Q: Did the sports and recreation related injuries differ by sex and age group? If so how?

YS: Yes. The distribution of sports- and recreation-related injuries differed by both sex and age. Approximately 60% of all the sports- and recreation-related injuries were sustained by men. Children and young adults between age 5 and 24 years old also accounted for 65% of the total sport- and recreation-related injuries.

Q: What types of sports and recreation activities are causing these injuries?

YS: Our data shows that general exercise, which includes aerobics, exercising, weight training, running, jogging, and school related activity, was the most frequently mentioned activity associated with sports-and recreation-related injuries. However, it does not mean that general exercise is more likely to “cause” injuries. We are unable to study what activities are more likely to cause injuries because the National Health Interview Survey do not collect data on activity participation. This prevents us from evaluating the risk of injury for individual activity.

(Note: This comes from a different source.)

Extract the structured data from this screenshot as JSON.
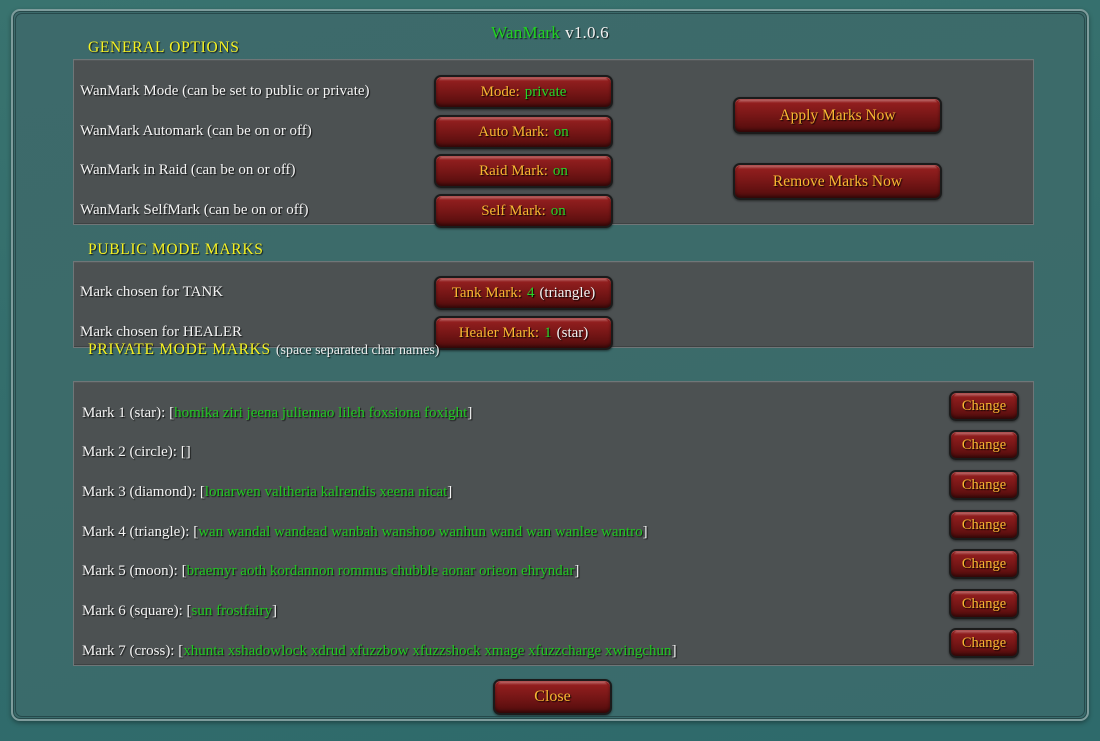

Q: What parts of the body were more frequently injured while engaging in sports and recreation?

YS: Lower (42%) and upper (30%) extremities were the most frequently mentioned parts of body injured while engaging in the sports and recreation activity.

Q: Why did you decide to look at sports and recreation related injuries?

YS: Many epidemiological studies of sports- and recreation-related injuries have focused on specific populations, sport activities, or outcomes. Limited number of studies have provided national estimates on overall sports- and recreation-related injuries among all population. The latest national estimates on these type of injuries (that are not limited to emergency department visits data) were derived from 1997-1999 data. As more people engage in sports and recreation activity, we feel there is a need to address the patterns of sports- and recreation- related injuries using more recent data.

Injury Mortality: United States, 1999–2014

October 21, 2016

NCHS has released new data visualization that depicts injury mortality in the United States from 1999 through 2014.

This storyboard allows the user to select subcategories of injury deaths based on intent and mechanism of injury.

Numbers and rates are provided for the subcategory selected by the user.

The storyboard includes six dashboards. Deaths can be grouped or separated by mechanism of injury, intent of injury, and selected demographics (sex, age group, race and Hispanic origin).

Drop-down boxes across the top of the dashboard control the display of the entire visualization. The dashboards feature:

Rates: Line charts displaying trends for injury death rates. Both fixed and dynamic scale line charts are provided. The fixed scale line chart allows the user to see changes in rates relative to a predefined y-axis, while the dynamic scale line chart adjusts to maximize the visualization of the trend for the options selected. A dialog box on the left of the dashboard allows the user to select among several options for the range of y-axis values used in the fixed scale line chart.

Numbers of deaths: A table describes numbers of injury deaths for selections made at the top of the visualization.

National Hospital Care Survey Demonstration Projects: Traumatic Brain Injury

July 27, 2016

A new report from NCHS examines traumatic brain injury (TBI) encounters in various hospital settings. While the National Hospital Care Survey (NHCS) data used were not nationally representative, the results presented are consistent with previous research studies.

Analyses were conducted to highlight the tremendous analytical capabilities of NHCS, capabilities that have not been available before in previous surveys. New data elements such as intensive care use and diagnostic and physical services received, and the ability to link individuals in NHCS across hospital settings are used in the analyses.


  • Males have more TBI encounters than females across the inpatient, Emergency Department (ED), and Outpatient Department (OPD) settings and across all age groups.
  • Children under age 15 comprise most ED visits for TBI.
  • Adults aged 65 and over accounted for most TBI hospitalizations.
  • Falls were the most common cause of TBI encounters.